▶ [EXERCISE GOAL] Please write out every entry below, word for word.

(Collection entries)
■ ■ ■ ■

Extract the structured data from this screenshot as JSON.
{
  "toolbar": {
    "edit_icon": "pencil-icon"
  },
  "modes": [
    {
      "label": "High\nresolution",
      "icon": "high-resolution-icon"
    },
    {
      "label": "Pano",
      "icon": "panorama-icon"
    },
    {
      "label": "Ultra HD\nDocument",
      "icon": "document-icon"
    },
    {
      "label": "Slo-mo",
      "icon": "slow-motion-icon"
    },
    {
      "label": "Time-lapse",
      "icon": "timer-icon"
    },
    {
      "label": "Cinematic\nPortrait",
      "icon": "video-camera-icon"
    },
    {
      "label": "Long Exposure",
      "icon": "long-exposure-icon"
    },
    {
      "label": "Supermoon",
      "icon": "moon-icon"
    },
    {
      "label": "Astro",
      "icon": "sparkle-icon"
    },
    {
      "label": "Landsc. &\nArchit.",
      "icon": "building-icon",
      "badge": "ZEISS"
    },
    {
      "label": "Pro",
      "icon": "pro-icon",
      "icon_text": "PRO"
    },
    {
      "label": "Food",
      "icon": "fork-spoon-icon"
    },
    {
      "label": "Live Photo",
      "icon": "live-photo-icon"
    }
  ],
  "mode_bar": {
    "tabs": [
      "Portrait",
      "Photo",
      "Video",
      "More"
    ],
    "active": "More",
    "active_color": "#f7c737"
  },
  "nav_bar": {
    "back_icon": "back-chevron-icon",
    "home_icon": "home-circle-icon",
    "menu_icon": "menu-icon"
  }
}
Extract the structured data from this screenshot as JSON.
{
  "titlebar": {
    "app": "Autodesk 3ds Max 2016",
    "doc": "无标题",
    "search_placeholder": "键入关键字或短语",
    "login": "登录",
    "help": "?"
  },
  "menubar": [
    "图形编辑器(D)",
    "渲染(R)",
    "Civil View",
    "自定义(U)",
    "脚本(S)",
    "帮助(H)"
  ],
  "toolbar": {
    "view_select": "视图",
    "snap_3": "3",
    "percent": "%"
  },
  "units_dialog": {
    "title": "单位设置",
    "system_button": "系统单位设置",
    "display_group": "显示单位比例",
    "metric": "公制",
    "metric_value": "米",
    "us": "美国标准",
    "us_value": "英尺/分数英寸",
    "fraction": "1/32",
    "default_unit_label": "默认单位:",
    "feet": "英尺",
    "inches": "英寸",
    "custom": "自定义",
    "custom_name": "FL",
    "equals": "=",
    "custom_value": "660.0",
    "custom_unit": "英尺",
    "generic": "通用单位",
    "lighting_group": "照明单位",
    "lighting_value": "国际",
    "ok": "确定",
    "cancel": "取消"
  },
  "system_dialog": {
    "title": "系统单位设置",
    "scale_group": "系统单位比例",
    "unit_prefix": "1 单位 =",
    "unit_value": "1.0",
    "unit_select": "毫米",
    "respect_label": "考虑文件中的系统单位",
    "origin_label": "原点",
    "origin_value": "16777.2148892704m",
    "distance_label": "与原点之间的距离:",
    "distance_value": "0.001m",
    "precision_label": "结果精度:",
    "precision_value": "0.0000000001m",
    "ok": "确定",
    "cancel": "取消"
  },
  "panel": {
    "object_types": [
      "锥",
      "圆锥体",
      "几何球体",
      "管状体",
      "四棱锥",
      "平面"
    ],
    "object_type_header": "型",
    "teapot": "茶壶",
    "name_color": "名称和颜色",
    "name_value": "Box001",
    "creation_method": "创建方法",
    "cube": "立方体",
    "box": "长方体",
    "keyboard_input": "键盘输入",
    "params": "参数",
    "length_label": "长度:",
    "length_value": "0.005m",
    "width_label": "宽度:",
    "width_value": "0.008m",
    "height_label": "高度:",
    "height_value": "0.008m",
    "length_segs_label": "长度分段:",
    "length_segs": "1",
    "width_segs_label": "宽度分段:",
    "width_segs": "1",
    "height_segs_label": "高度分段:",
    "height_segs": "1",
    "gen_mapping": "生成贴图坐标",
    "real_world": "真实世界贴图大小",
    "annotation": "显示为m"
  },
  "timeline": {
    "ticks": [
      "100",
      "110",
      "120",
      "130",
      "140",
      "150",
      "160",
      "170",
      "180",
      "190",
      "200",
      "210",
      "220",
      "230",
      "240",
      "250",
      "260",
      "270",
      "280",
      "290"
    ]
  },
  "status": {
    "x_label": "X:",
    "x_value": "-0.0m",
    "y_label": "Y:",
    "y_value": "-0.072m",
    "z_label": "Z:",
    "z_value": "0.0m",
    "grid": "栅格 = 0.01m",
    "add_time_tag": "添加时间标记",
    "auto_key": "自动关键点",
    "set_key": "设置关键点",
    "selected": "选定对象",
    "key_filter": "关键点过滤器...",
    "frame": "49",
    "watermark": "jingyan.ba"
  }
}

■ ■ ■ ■

▶ [TASK RESPONSE]
Extract the structured data from this screenshot as JSON.
{
  "toolbar": {
    "edit_icon": "pencil-icon"
  },
  "modes": [
    {
      "label": "High\nresolution",
      "icon": "high-resolution-icon"
    },
    {
      "label": "Pano",
      "icon": "panorama-icon"
    },
    {
      "label": "Ultra HD\nDocument",
      "icon": "document-icon"
    },
    {
      "label": "Slo-mo",
      "icon": "slow-motion-icon"
    },
    {
      "label": "Time-lapse",
      "icon": "timer-icon"
    },
    {
      "label": "Cinematic\nPortrait",
      "icon": "video-camera-icon"
    },
    {
      "label": "Long Exposure",
      "icon": "long-exposure-icon"
    },
    {
      "label": "Supermoon",
      "icon": "moon-icon"
    },
    {
      "label": "Astro",
      "icon": "sparkle-icon"
    },
    {
      "label": "Landsc. &\nArchit.",
      "icon": "building-icon",
      "badge": "ZEISS"
    },
    {
      "label": "Pro",
      "icon": "pro-icon",
      "icon_text": "PRO"
    },
    {
      "label": "Food",
      "icon": "fork-spoon-icon"
    },
    {
      "label": "Live Photo",
      "icon": "live-photo-icon"
    }
  ],
  "mode_bar": {
    "tabs": [
      "Portrait",
      "Photo",
      "Video",
      "More"
    ],
    "active": "More",
    "active_color": "#f7c737"
  },
  "nav_bar": {
    "back_icon": "back-chevron-icon",
    "home_icon": "home-circle-icon",
    "menu_icon": "menu-icon"
  }
}
Extract the structured data from this screenshot as JSON.
{
  "titlebar": {
    "app": "Autodesk 3ds Max 2016",
    "doc": "无标题",
    "search_placeholder": "键入关键字或短语",
    "login": "登录",
    "help": "?"
  },
  "menubar": [
    "图形编辑器(D)",
    "渲染(R)",
    "Civil View",
    "自定义(U)",
    "脚本(S)",
    "帮助(H)"
  ],
  "toolbar": {
    "view_select": "视图",
    "snap_3": "3",
    "percent": "%"
  },
  "units_dialog": {
    "title": "单位设置",
    "system_button": "系统单位设置",
    "display_group": "显示单位比例",
    "metric": "公制",
    "metric_value": "米",
    "us": "美国标准",
    "us_value": "英尺/分数英寸",
    "fraction": "1/32",
    "default_unit_label": "默认单位:",
    "feet": "英尺",
    "inches": "英寸",
    "custom": "自定义",
    "custom_name": "FL",
    "equals": "=",
    "custom_value": "660.0",
    "custom_unit": "英尺",
    "generic": "通用单位",
    "lighting_group": "照明单位",
    "lighting_value": "国际",
    "ok": "确定",
    "cancel": "取消"
  },
  "system_dialog": {
    "title": "系统单位设置",
    "scale_group": "系统单位比例",
    "unit_prefix": "1 单位 =",
    "unit_value": "1.0",
    "unit_select": "毫米",
    "respect_label": "考虑文件中的系统单位",
    "origin_label": "原点",
    "origin_value": "16777.2148892704m",
    "distance_label": "与原点之间的距离:",
    "distance_value": "0.001m",
    "precision_label": "结果精度:",
    "precision_value": "0.0000000001m",
    "ok": "确定",
    "cancel": "取消"
  },
  "panel": {
    "object_types": [
      "锥",
      "圆锥体",
      "几何球体",
      "管状体",
      "四棱锥",
      "平面"
    ],
    "object_type_header": "型",
    "teapot": "茶壶",
    "name_color": "名称和颜色",
    "name_value": "Box001",
    "creation_method": "创建方法",
    "cube": "立方体",
    "box": "长方体",
    "keyboard_input": "键盘输入",
    "params": "参数",
    "length_label": "长度:",
    "length_value": "0.005m",
    "width_label": "宽度:",
    "width_value": "0.008m",
    "height_label": "高度:",
    "height_value": "0.008m",
    "length_segs_label": "长度分段:",
    "length_segs": "1",
    "width_segs_label": "宽度分段:",
    "width_segs": "1",
    "height_segs_label": "高度分段:",
    "height_segs": "1",
    "gen_mapping": "生成贴图坐标",
    "real_world": "真实世界贴图大小",
    "annotation": "显示为m"
  },
  "timeline": {
    "ticks": [
      "100",
      "110",
      "120",
      "130",
      "140",
      "150",
      "160",
      "170",
      "180",
      "190",
      "200",
      "210",
      "220",
      "230",
      "240",
      "250",
      "260",
      "270",
      "280",
      "290"
    ]
  },
  "status": {
    "x_label": "X:",
    "x_value": "-0.0m",
    "y_label": "Y:",
    "y_value": "-0.072m",
    "z_label": "Z:",
    "z_value": "0.0m",
    "grid": "栅格 = 0.01m",
    "add_time_tag": "添加时间标记",
    "auto_key": "自动关键点",
    "set_key": "设置关键点",
    "selected": "选定对象",
    "key_filter": "关键点过滤器...",
    "frame": "49",
    "watermark": "jingyan.ba"
  }
}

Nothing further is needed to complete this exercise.